__Information given__.
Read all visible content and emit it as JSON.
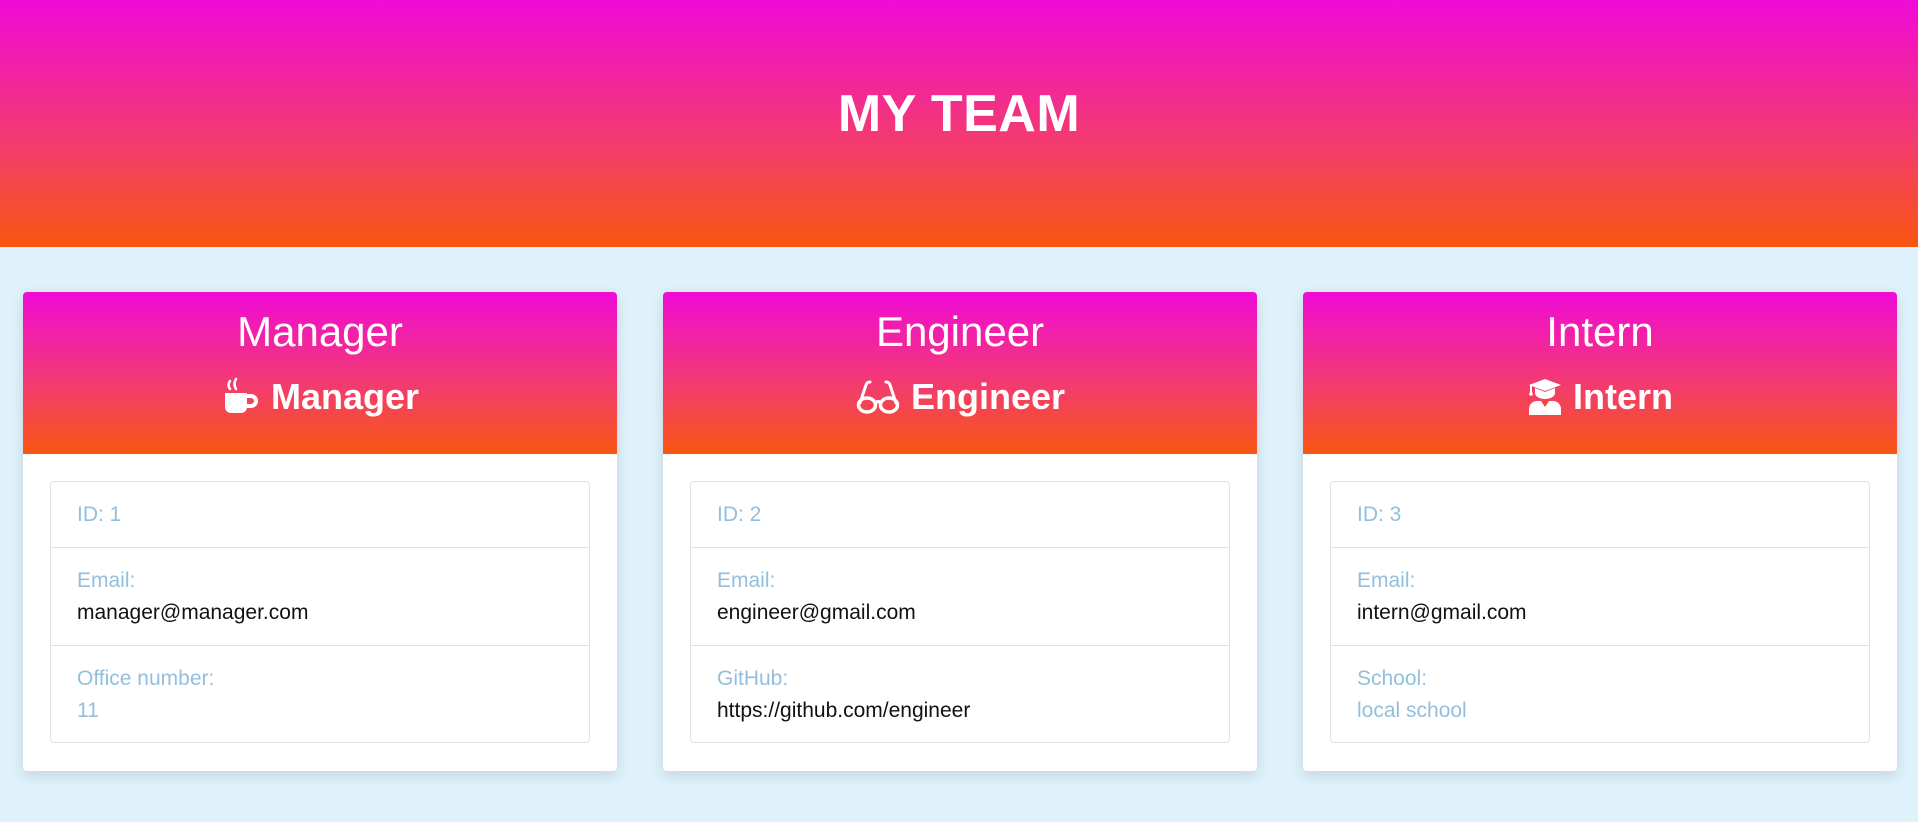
{
  "header": {
    "title": "MY TEAM"
  },
  "colors": {
    "gradient_top": "#f00ad8",
    "gradient_bottom": "#f8560f",
    "page_bg": "#dff2fb",
    "label_color": "#93bfdc"
  },
  "cards": [
    {
      "name": "Manager",
      "role": "Manager",
      "role_icon": "coffee-cup-icon",
      "id_text": "ID: 1",
      "email_label": "Email:",
      "email": "manager@manager.com",
      "extra_label": "Office number:",
      "extra_value": "11"
    },
    {
      "name": "Engineer",
      "role": "Engineer",
      "role_icon": "glasses-icon",
      "id_text": "ID: 2",
      "email_label": "Email:",
      "email": "engineer@gmail.com",
      "extra_label": "GitHub:",
      "extra_value": "https://github.com/engineer"
    },
    {
      "name": "Intern",
      "role": "Intern",
      "role_icon": "graduate-icon",
      "id_text": "ID: 3",
      "email_label": "Email:",
      "email": "intern@gmail.com",
      "extra_label": "School:",
      "extra_value": "local school"
    }
  ]
}
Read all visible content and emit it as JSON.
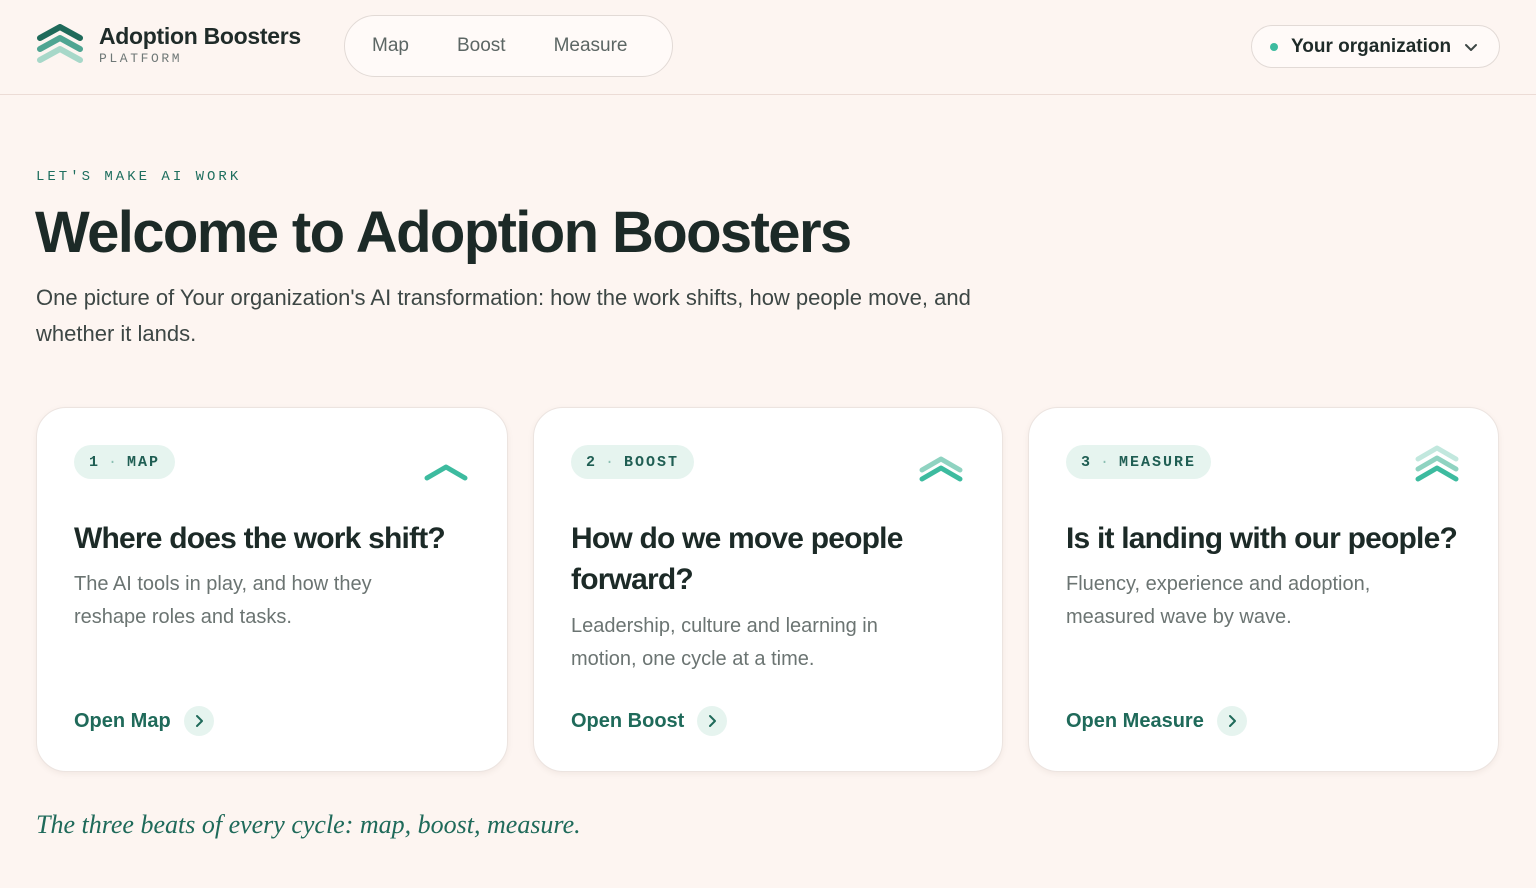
{
  "brand": {
    "name": "Adoption Boosters",
    "subtitle": "PLATFORM",
    "logo_icon": "stacked-chevrons-icon"
  },
  "nav": {
    "items": [
      {
        "label": "Map"
      },
      {
        "label": "Boost"
      },
      {
        "label": "Measure"
      }
    ]
  },
  "org_selector": {
    "label": "Your organization",
    "status_color": "#3dbb9f",
    "icon": "chevron-down-icon"
  },
  "hero": {
    "eyebrow": "LET'S MAKE AI WORK",
    "title": "Welcome to Adoption Boosters",
    "lede": "One picture of Your organization's AI transformation: how the work shifts, how people move, and whether it lands."
  },
  "cards": [
    {
      "step": "1",
      "tag": "MAP",
      "icon": "single-chevron-up-icon",
      "title": "Where does the work shift?",
      "description": "The AI tools in play, and how they reshape roles and tasks.",
      "link_label": "Open Map"
    },
    {
      "step": "2",
      "tag": "BOOST",
      "icon": "double-chevron-up-icon",
      "title": "How do we move people forward?",
      "description": "Leadership, culture and learning in motion, one cycle at a time.",
      "link_label": "Open Boost"
    },
    {
      "step": "3",
      "tag": "MEASURE",
      "icon": "triple-chevron-up-icon",
      "title": "Is it landing with our people?",
      "description": "Fluency, experience and adoption, measured wave by wave.",
      "link_label": "Open Measure"
    }
  ],
  "tagline": "The three beats of every cycle: map, boost, measure.",
  "colors": {
    "background": "#fdf5f1",
    "accent": "#1f6a5a",
    "accent_light": "#3dbb9f",
    "chip_bg": "#e6f4ef"
  }
}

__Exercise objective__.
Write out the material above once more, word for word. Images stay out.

__Exercise output__.
Read all visible content and emit it as JSON.
{
  "header": {
    "title": "MY TEAM"
  },
  "colors": {
    "gradient_top": "#f00ad8",
    "gradient_bottom": "#f8560f",
    "page_bg": "#dff2fb",
    "label_color": "#93bfdc"
  },
  "cards": [
    {
      "name": "Manager",
      "role": "Manager",
      "role_icon": "coffee-cup-icon",
      "id_text": "ID: 1",
      "email_label": "Email:",
      "email": "manager@manager.com",
      "extra_label": "Office number:",
      "extra_value": "11"
    },
    {
      "name": "Engineer",
      "role": "Engineer",
      "role_icon": "glasses-icon",
      "id_text": "ID: 2",
      "email_label": "Email:",
      "email": "engineer@gmail.com",
      "extra_label": "GitHub:",
      "extra_value": "https://github.com/engineer"
    },
    {
      "name": "Intern",
      "role": "Intern",
      "role_icon": "graduate-icon",
      "id_text": "ID: 3",
      "email_label": "Email:",
      "email": "intern@gmail.com",
      "extra_label": "School:",
      "extra_value": "local school"
    }
  ]
}
Read all visible content and emit it as JSON.
{
  "brand": {
    "name": "Adoption Boosters",
    "subtitle": "PLATFORM",
    "logo_icon": "stacked-chevrons-icon"
  },
  "nav": {
    "items": [
      {
        "label": "Map"
      },
      {
        "label": "Boost"
      },
      {
        "label": "Measure"
      }
    ]
  },
  "org_selector": {
    "label": "Your organization",
    "status_color": "#3dbb9f",
    "icon": "chevron-down-icon"
  },
  "hero": {
    "eyebrow": "LET'S MAKE AI WORK",
    "title": "Welcome to Adoption Boosters",
    "lede": "One picture of Your organization's AI transformation: how the work shifts, how people move, and whether it lands."
  },
  "cards": [
    {
      "step": "1",
      "tag": "MAP",
      "icon": "single-chevron-up-icon",
      "title": "Where does the work shift?",
      "description": "The AI tools in play, and how they reshape roles and tasks.",
      "link_label": "Open Map"
    },
    {
      "step": "2",
      "tag": "BOOST",
      "icon": "double-chevron-up-icon",
      "title": "How do we move people forward?",
      "description": "Leadership, culture and learning in motion, one cycle at a time.",
      "link_label": "Open Boost"
    },
    {
      "step": "3",
      "tag": "MEASURE",
      "icon": "triple-chevron-up-icon",
      "title": "Is it landing with our people?",
      "description": "Fluency, experience and adoption, measured wave by wave.",
      "link_label": "Open Measure"
    }
  ],
  "tagline": "The three beats of every cycle: map, boost, measure.",
  "colors": {
    "background": "#fdf5f1",
    "accent": "#1f6a5a",
    "accent_light": "#3dbb9f",
    "chip_bg": "#e6f4ef"
  }
}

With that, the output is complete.